Methods

We retrospectively analyzed the data of children with PSC and UC who underwent LTx in our institution between 2000 and 2013. In all patients PSC was confirmed by endoscopic retrograde cholangiopancreatography (ERCP) and/or magnetic resonance cholangiopancreatography (MRCP) and liver biopsy. UC diagnosis was based on clinical presentation, endoscopy and histology.

Results

Seven patients (4 male/3 female) with PSC and UC underwent LTx from deceased donors at the median age of 15,6 years (11,5-17,5). In 6 patients UC was diagnosed before LTx at the median age of 11 years (5-12), and one patient developed UC six months after LTx. Six patients (85%) had pancolitis at presentation and 1 proctosigmoiditis. Severe macroscopic inflammation was present in 5 (71%) cases. Initial treatment consisted of mesalazyne or sulfasalazine in combination with steroids and azathioprine. All patients received ursodeoxycholic acid once PSC was diagnosed and it was continued after LTx. None of the patient received biological treatment.

At the moment of transplantation (median 4 year after onset of UC, range 5-11) clinical activity according to PUCAI was remission in 4, mild in 2 and moderate in 1 case. All patients received deceased donor, AB0 compatible, whole liver grafts. Biliary anastomosis was hepaticojejunostomy in 6 and duct-to-duct anastomosis in 1 patient. Post transplant immunosuppressive regiment consisted of tacrolimus (n=4), cyclosporine (n=3), mycofenolate mofetil (n=5), azathioprine (n=1) and steroids (n=6). Neither of the patients developed colorectal neoplasia/cancer, nor underwent colectomy within median post-transplant follow-up of 7,3 years (1,3-13). Currently full remission is maintained in 4 (57%). One patient has moderate UC activity and another one with severe endoscopic inflammation was recently switched from tacrolimus to cyclosporine. Recurrence of PSC after LTx was not observed. One patient developed antiphospholipid syndrome with severe thrombosis requiring re-transplantation 7 years after the first LTx. One patient was deceased due to chronic rejection as a result of non-compliance. Up-to date overall patient and graft survival is 85% and 71% respectively.

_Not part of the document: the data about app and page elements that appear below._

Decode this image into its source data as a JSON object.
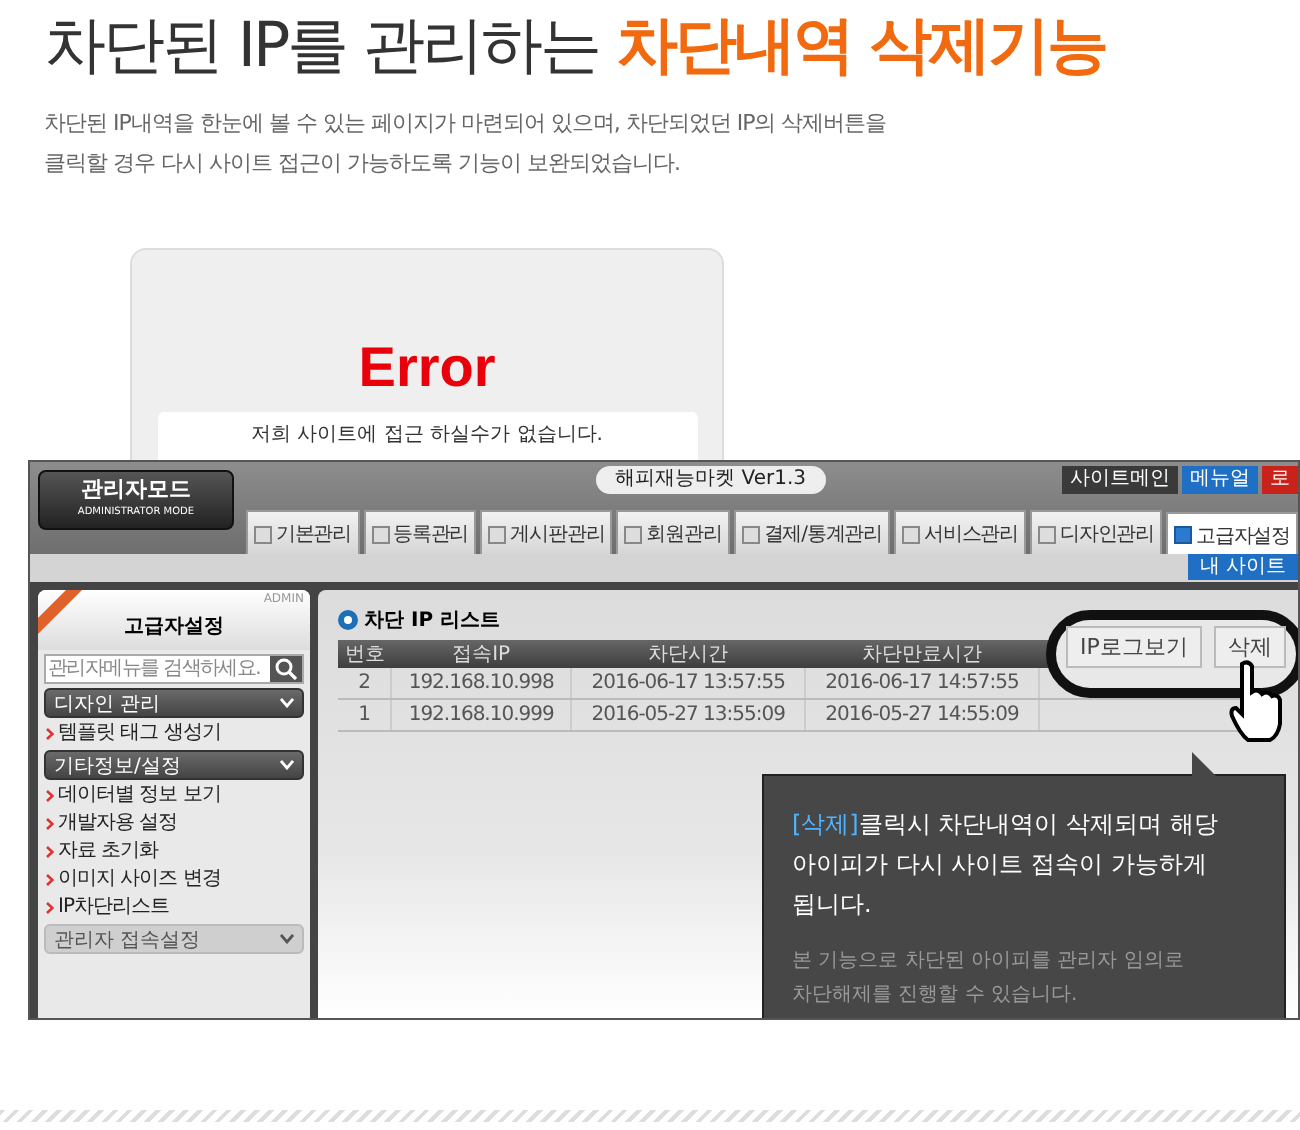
{
  "headline": {
    "text": "차단된 IP를 관리하는",
    "highlight": "차단내역 삭제기능"
  },
  "description": [
    "차단된 IP내역을 한눈에 볼 수 있는 페이지가 마련되어 있으며, 차단되었던 IP의 삭제버튼을",
    "클릭할 경우 다시 사이트 접근이 가능하도록 기능이 보완되었습니다."
  ],
  "error_page": {
    "title": "Error",
    "message": "저희 사이트에 접근 하실수가 없습니다."
  },
  "admin": {
    "logo": {
      "title": "관리자모드",
      "subtitle": "ADMINISTRATOR MODE"
    },
    "site_title": "해피재능마켓 Ver1.3",
    "top_buttons": [
      {
        "label": "사이트메인",
        "color": "#3a3a3a"
      },
      {
        "label": "메뉴얼",
        "color": "#1f6fc4"
      },
      {
        "label": "로",
        "color": "#c9221b"
      }
    ],
    "tabs": [
      {
        "label": "기본관리",
        "selected": false
      },
      {
        "label": "등록관리",
        "selected": false
      },
      {
        "label": "게시판관리",
        "selected": false
      },
      {
        "label": "회원관리",
        "selected": false
      },
      {
        "label": "결제/통계관리",
        "selected": false
      },
      {
        "label": "서비스관리",
        "selected": false
      },
      {
        "label": "디자인관리",
        "selected": false
      },
      {
        "label": "고급자설정",
        "selected": true
      }
    ],
    "sub_button": "내 사이트",
    "sidebar": {
      "badge": "ADMIN",
      "title": "고급자설정",
      "search_placeholder": "관리자메뉴를 검색하세요.",
      "sections": [
        {
          "label": "디자인 관리",
          "disabled": false,
          "items": [
            "템플릿 태그 생성기"
          ]
        },
        {
          "label": "기타정보/설정",
          "disabled": false,
          "items": [
            "데이터별 정보 보기",
            "개발자용 설정",
            "자료 초기화",
            "이미지 사이즈 변경",
            "IP차단리스트"
          ]
        },
        {
          "label": "관리자 접속설정",
          "disabled": true
        }
      ]
    },
    "content": {
      "title": "차단 IP 리스트",
      "columns": [
        "번호",
        "접속IP",
        "차단시간",
        "차단만료시간"
      ],
      "rows": [
        [
          "2",
          "192.168.10.998",
          "2016-06-17 13:57:55",
          "2016-06-17 14:57:55"
        ],
        [
          "1",
          "192.168.10.999",
          "2016-05-27 13:55:09",
          "2016-05-27 14:55:09"
        ]
      ]
    },
    "callout": {
      "buttons": [
        "IP로그보기",
        "삭제"
      ]
    },
    "tooltip": {
      "lead": "[삭제]",
      "text": "클릭시 차단내역이 삭제되며 해당 아이피가 다시 사이트 접속이 가능하게 됩니다.",
      "note": "본 기능으로 차단된 아이피를 관리자 임의로 차단해제를 진행할 수 있습니다."
    }
  }
}
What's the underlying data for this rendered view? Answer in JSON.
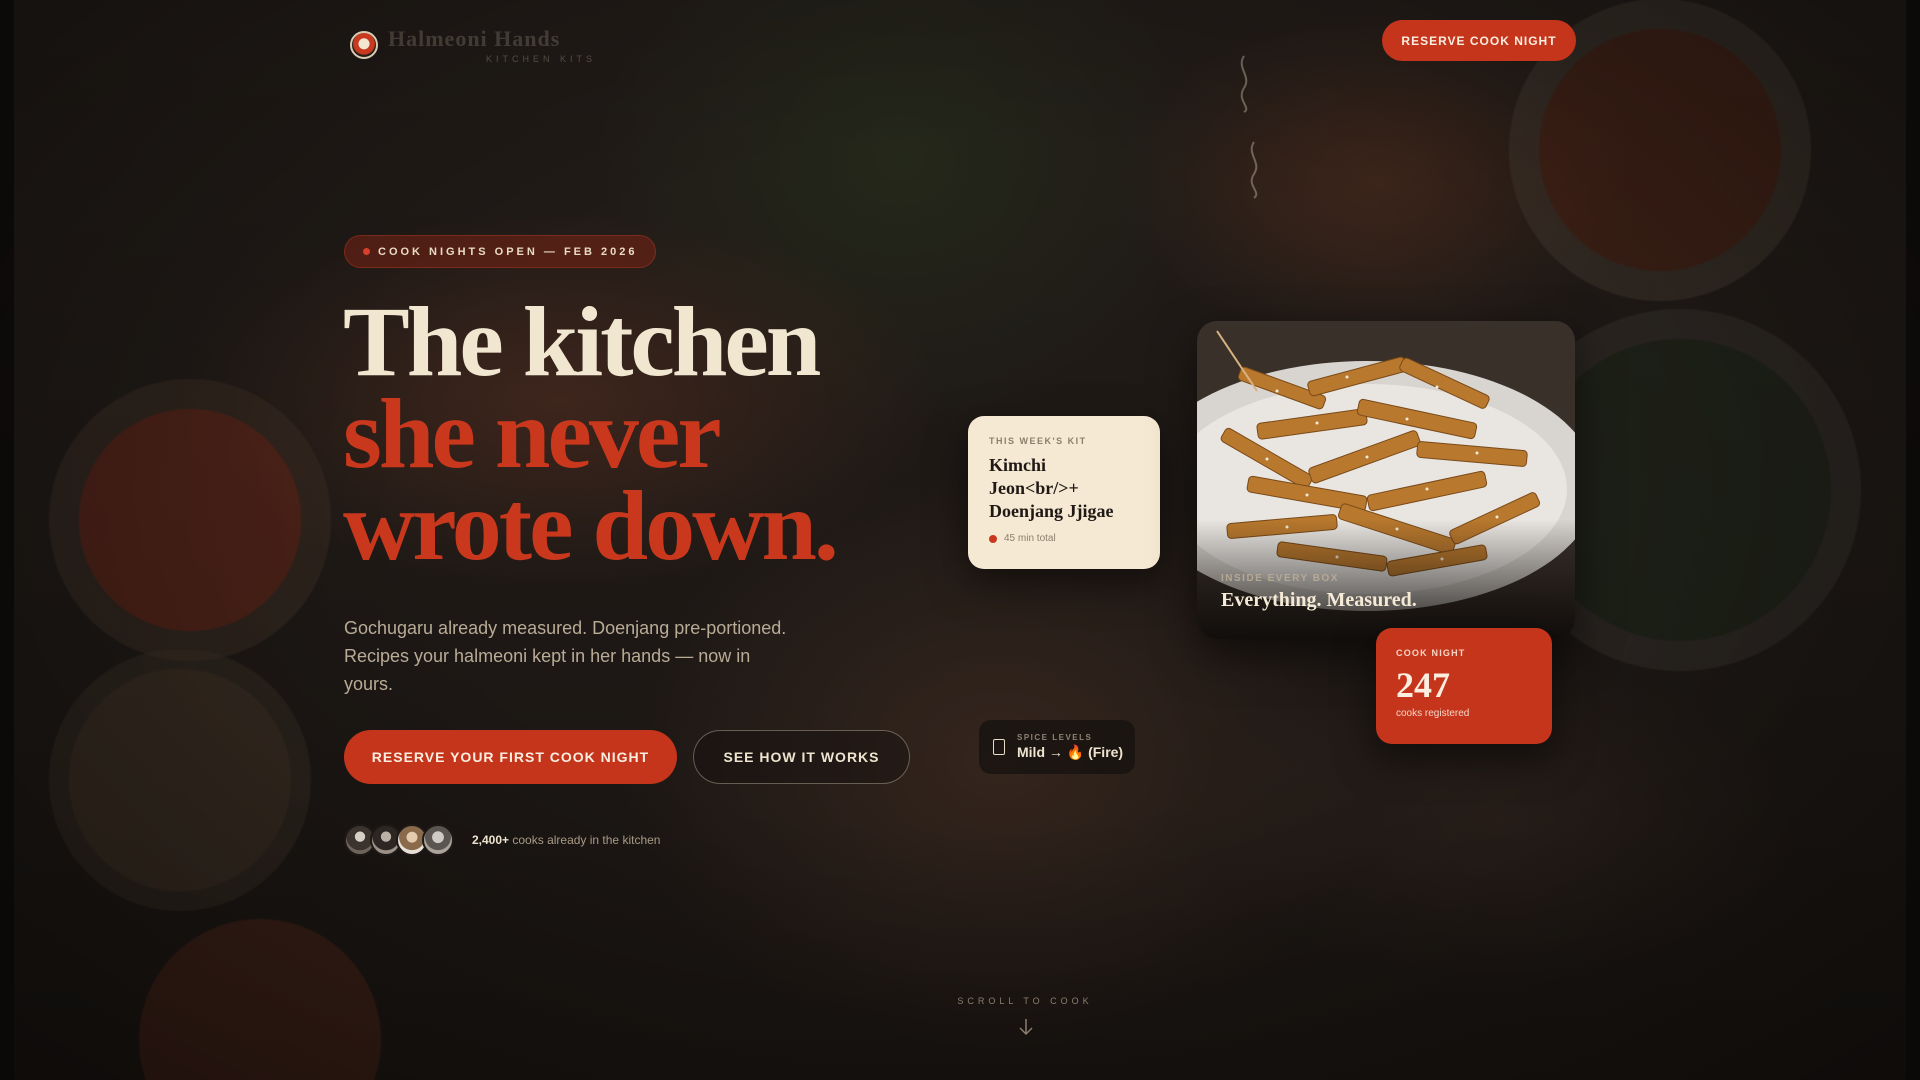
{
  "header": {
    "brand_name": "Halmeoni Hands",
    "brand_tag": "KITCHEN KITS",
    "cta_label": "RESERVE COOK NIGHT"
  },
  "hero": {
    "eyebrow": "COOK NIGHTS OPEN — FEB 2026",
    "headline_line1": "The kitchen",
    "headline_line2": "she never",
    "headline_line3": "wrote down.",
    "lede": "Gochugaru already measured. Doenjang pre-portioned. Recipes your halmeoni kept in her hands — now in yours.",
    "primary_cta": "RESERVE YOUR FIRST COOK NIGHT",
    "secondary_cta": "SEE HOW IT WORKS",
    "social_count": "2,400+",
    "social_text": " cooks already in the kitchen"
  },
  "kit_card": {
    "label": "THIS WEEK'S KIT",
    "title": "Kimchi Jeon<br/>+ Doenjang Jjigae",
    "meta": "45 min total"
  },
  "photo_card": {
    "label": "INSIDE EVERY BOX",
    "title": "Everything. Measured."
  },
  "count_card": {
    "label": "COOK NIGHT",
    "value": "247",
    "sub": "cooks registered"
  },
  "spice_chip": {
    "label": "SPICE LEVELS",
    "value": "Mild → 🔥 (Fire)"
  },
  "scroll_hint": "SCROLL TO COOK",
  "colors": {
    "accent": "#c5351c",
    "cream": "#f5e9d3",
    "background": "#1c1714"
  },
  "icons": [
    "logo-mark",
    "steam-squiggle",
    "status-dot",
    "spice-box-icon",
    "arrow-down-icon"
  ]
}
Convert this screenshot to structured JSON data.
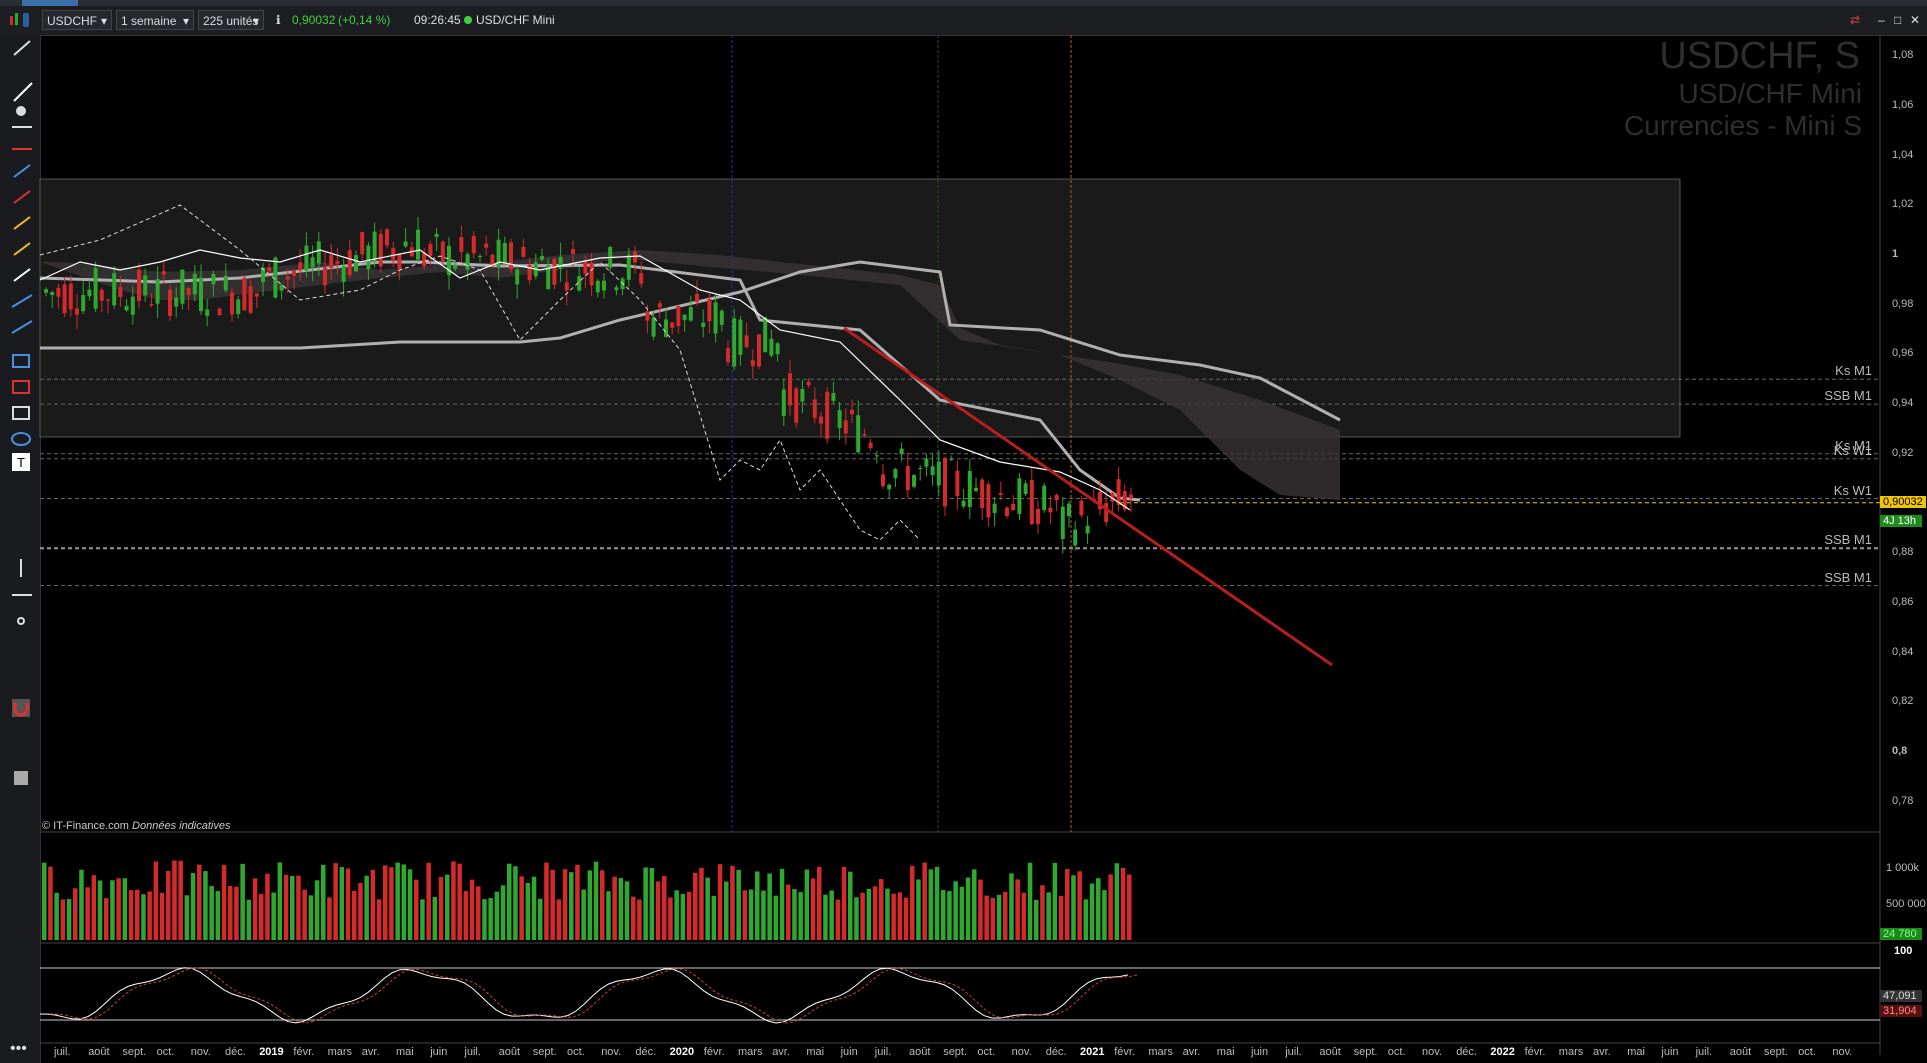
{
  "toolbar": {
    "symbol": "USDCHF",
    "period": "1 semaine",
    "units": "225 unités",
    "price": "0,90032",
    "change": "(+0,14 %)",
    "time": "09:26:45",
    "instrument": "USD/CHF Mini"
  },
  "watermark": {
    "line1": "USDCHF, S",
    "line2": "USD/CHF Mini",
    "line3": "Currencies - Mini S"
  },
  "copyright": "© IT-Finance.com",
  "copyright_note": "Données indicatives",
  "price_axis": [
    "1,08",
    "1,06",
    "1,04",
    "1,02",
    "1",
    "0,98",
    "0,96",
    "0,94",
    "0,92",
    "0,9",
    "0,88",
    "0,86",
    "0,84",
    "0,82",
    "0,8",
    "0,78"
  ],
  "price_tag": "0,90032",
  "time_tag": "4J 13h",
  "level_labels": [
    {
      "text": "Ks M1",
      "price": 0.95
    },
    {
      "text": "SSB M1",
      "price": 0.94
    },
    {
      "text": "Ks M1",
      "price": 0.92
    },
    {
      "text": "Ks W1",
      "price": 0.918
    },
    {
      "text": "Ks W1",
      "price": 0.902
    },
    {
      "text": "SSB M1",
      "price": 0.882
    },
    {
      "text": "SSB M1",
      "price": 0.867
    }
  ],
  "volume_axis": [
    "1 000k",
    "500 000"
  ],
  "volume_tag": "24 780",
  "osc_axis_top": "100",
  "osc_tag1": "47,091",
  "osc_tag2": "31,904",
  "time_axis": [
    "juil.",
    "août",
    "sept.",
    "oct.",
    "nov.",
    "déc.",
    "2019",
    "févr.",
    "mars",
    "avr.",
    "mai",
    "juin",
    "juil.",
    "août",
    "sept.",
    "oct.",
    "nov.",
    "déc.",
    "2020",
    "févr.",
    "mars",
    "avr.",
    "mai",
    "juin",
    "juil.",
    "août",
    "sept.",
    "oct.",
    "nov.",
    "déc.",
    "2021",
    "févr.",
    "mars",
    "avr.",
    "mai",
    "juin",
    "juil.",
    "août",
    "sept.",
    "oct.",
    "nov.",
    "déc.",
    "2022",
    "févr.",
    "mars",
    "avr.",
    "mai",
    "juin",
    "juil.",
    "août",
    "sept.",
    "oct.",
    "nov."
  ],
  "colors": {
    "up": "#2ea82e",
    "down": "#d42a2a",
    "trend": "#b81e1e",
    "cloud": "#3a3536"
  }
}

Conclusion

The course of UC is not worsened by liver transplantation for PSC and likewise UC does not adversely affect patient or graft survival.